** WHAT YOU SHOULD DO **
Your task is to copy each line of the records that includes the string "term".
━━━━━ RECORDS SUPPLIED
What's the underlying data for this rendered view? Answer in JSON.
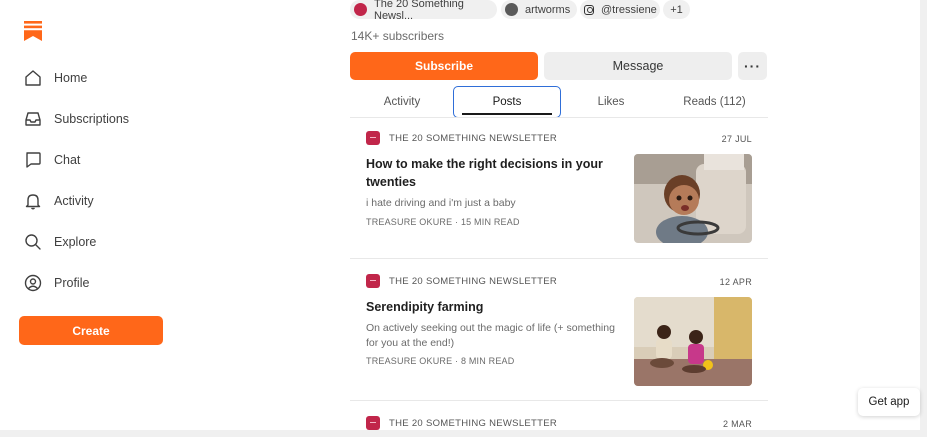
{
  "sidebar": {
    "items": [
      {
        "label": "Home",
        "icon": "home-icon"
      },
      {
        "label": "Subscriptions",
        "icon": "inbox-icon"
      },
      {
        "label": "Chat",
        "icon": "chat-icon"
      },
      {
        "label": "Activity",
        "icon": "bell-icon"
      },
      {
        "label": "Explore",
        "icon": "search-icon"
      },
      {
        "label": "Profile",
        "icon": "profile-icon"
      }
    ],
    "create_label": "Create"
  },
  "profile": {
    "chips": [
      {
        "label": "The 20 Something Newsl...",
        "icon": "publication-avatar"
      },
      {
        "label": "artworms",
        "icon": "artworms-avatar"
      },
      {
        "label": "@tressiene",
        "icon": "instagram-icon"
      },
      {
        "label": "+1"
      }
    ],
    "subscribers": "14K+ subscribers",
    "subscribe_label": "Subscribe",
    "message_label": "Message",
    "more_label": "···"
  },
  "tabs": [
    {
      "label": "Activity",
      "active": false
    },
    {
      "label": "Posts",
      "active": true
    },
    {
      "label": "Likes",
      "active": false
    },
    {
      "label": "Reads (112)",
      "active": false
    }
  ],
  "posts": [
    {
      "publication": "THE 20 SOMETHING NEWSLETTER",
      "date": "27 JUL",
      "title": "How to make the right decisions in your twenties",
      "subtitle": "i hate driving and i'm just a baby",
      "author": "TREASURE OKURE",
      "read_time": "15 MIN READ"
    },
    {
      "publication": "THE 20 SOMETHING NEWSLETTER",
      "date": "12 APR",
      "title": "Serendipity farming",
      "subtitle": "On actively seeking out the magic of life (+ something for you at the end!)",
      "author": "TREASURE OKURE",
      "read_time": "8 MIN READ"
    },
    {
      "publication": "THE 20 SOMETHING NEWSLETTER",
      "date": "2 MAR"
    }
  ],
  "meta_separator": "·",
  "get_app_label": "Get app",
  "colors": {
    "accent": "#ff6719",
    "publication": "#c1264a",
    "tab_focus": "#2f6ed8"
  }
}
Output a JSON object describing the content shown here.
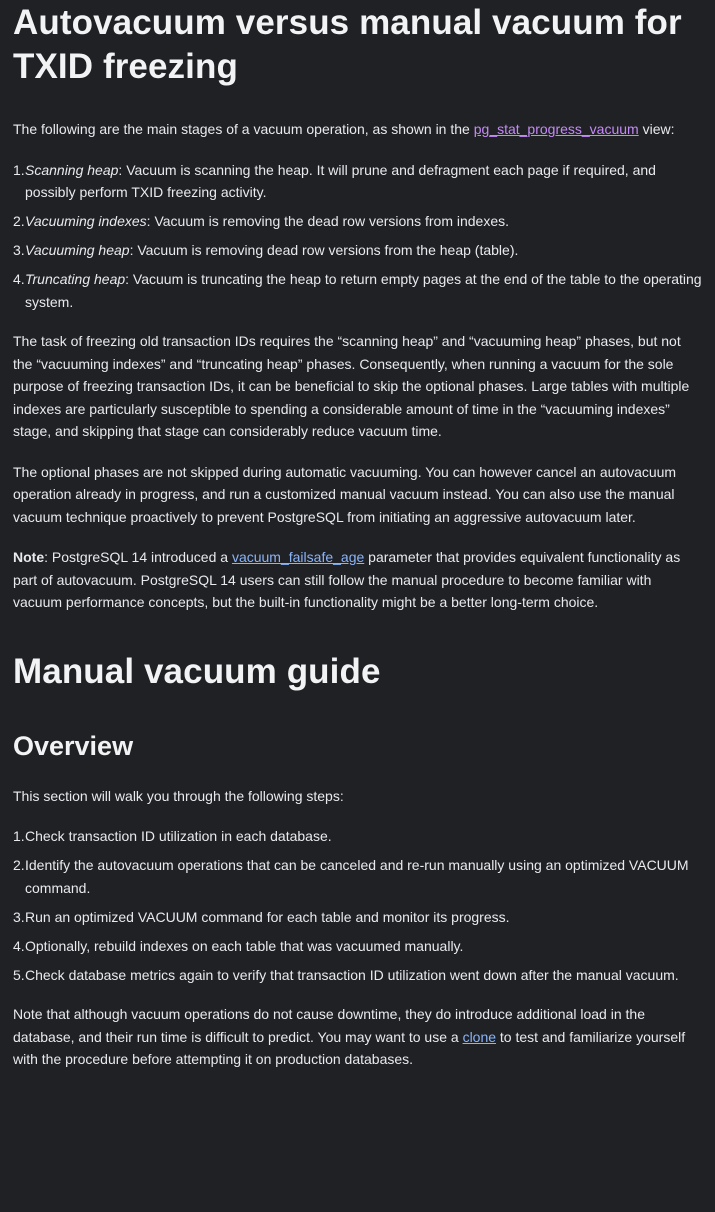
{
  "section1": {
    "title": "Autovacuum versus manual vacuum for TXID freezing",
    "intro_prefix": "The following are the main stages  of a vacuum operation, as shown in the ",
    "intro_link": "pg_stat_progress_vacuum",
    "intro_suffix": " view:",
    "stages": [
      {
        "num": "1.",
        "term": "Scanning heap",
        "text": ": Vacuum is scanning the heap. It will prune and defragment each page if required, and possibly perform TXID freezing activity."
      },
      {
        "num": "2.",
        "term": "Vacuuming indexes",
        "text": ": Vacuum is removing the dead row versions from indexes."
      },
      {
        "num": "3.",
        "term": "Vacuuming heap",
        "text": ": Vacuum is removing dead row versions from the heap (table)."
      },
      {
        "num": "4.",
        "term": "Truncating heap",
        "text": ": Vacuum is truncating the heap to return empty pages at the end of the table to the operating system."
      }
    ],
    "para1": "The task of freezing old transaction IDs requires the “scanning heap” and “vacuuming heap” phases, but not the “vacuuming indexes” and “truncating heap” phases. Consequently, when running a vacuum for the sole purpose of freezing transaction IDs, it can be beneficial to skip the optional phases. Large tables with multiple indexes are particularly susceptible to spending a considerable amount of time in the “vacuuming indexes” stage, and skipping that stage can considerably reduce vacuum time.",
    "para2": "The optional phases are not skipped during automatic vacuuming. You can however cancel an autovacuum operation already in progress, and run a customized manual vacuum instead. You can also use the manual vacuum technique proactively to prevent PostgreSQL from initiating an aggressive autovacuum later.",
    "note_label": "Note",
    "note_prefix": ": PostgreSQL 14 introduced a ",
    "note_link": "vacuum_failsafe_age",
    "note_suffix": " parameter that provides equivalent functionality as part of autovacuum. PostgreSQL 14 users can still follow the manual procedure to become familiar with vacuum performance concepts, but the built-in functionality might be a better long-term choice."
  },
  "section2": {
    "title": "Manual vacuum guide",
    "subtitle": "Overview",
    "intro": "This section will walk you through the following steps:",
    "steps": [
      {
        "num": "1.",
        "text": "Check transaction ID utilization in each database."
      },
      {
        "num": "2.",
        "text": "Identify the autovacuum operations that can be canceled and re-run manually using an optimized VACUUM command."
      },
      {
        "num": "3.",
        "text": "Run an optimized VACUUM command for each table and monitor its progress."
      },
      {
        "num": "4.",
        "text": "Optionally, rebuild indexes on each table that was vacuumed manually."
      },
      {
        "num": "5.",
        "text": "Check database metrics again to verify that transaction ID utilization went down after the manual vacuum."
      }
    ],
    "closing_prefix": "Note that although vacuum operations do not cause downtime, they do introduce additional load in the database, and their run time is difficult to predict. You may want to use a ",
    "closing_link": "clone",
    "closing_suffix": " to test and familiarize yourself with the procedure before attempting it on production databases."
  },
  "colors": {
    "background": "#202124",
    "text": "#e8eaed",
    "link_visited": "#c58af9",
    "link": "#8ab4f8"
  }
}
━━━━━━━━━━
** EXERCISE RESPONSE **
        "term": "Scanning heap",
        "term": "Vacuuming indexes",
        "term": "Vacuuming heap",
        "term": "Truncating heap",
    "note_suffix": " parameter that provides equivalent functionality as part of autovacuum. PostgreSQL 14 users can still follow the manual procedure to become familiar with vacuum performance concepts, but the built-in functionality might be a better long-term choice."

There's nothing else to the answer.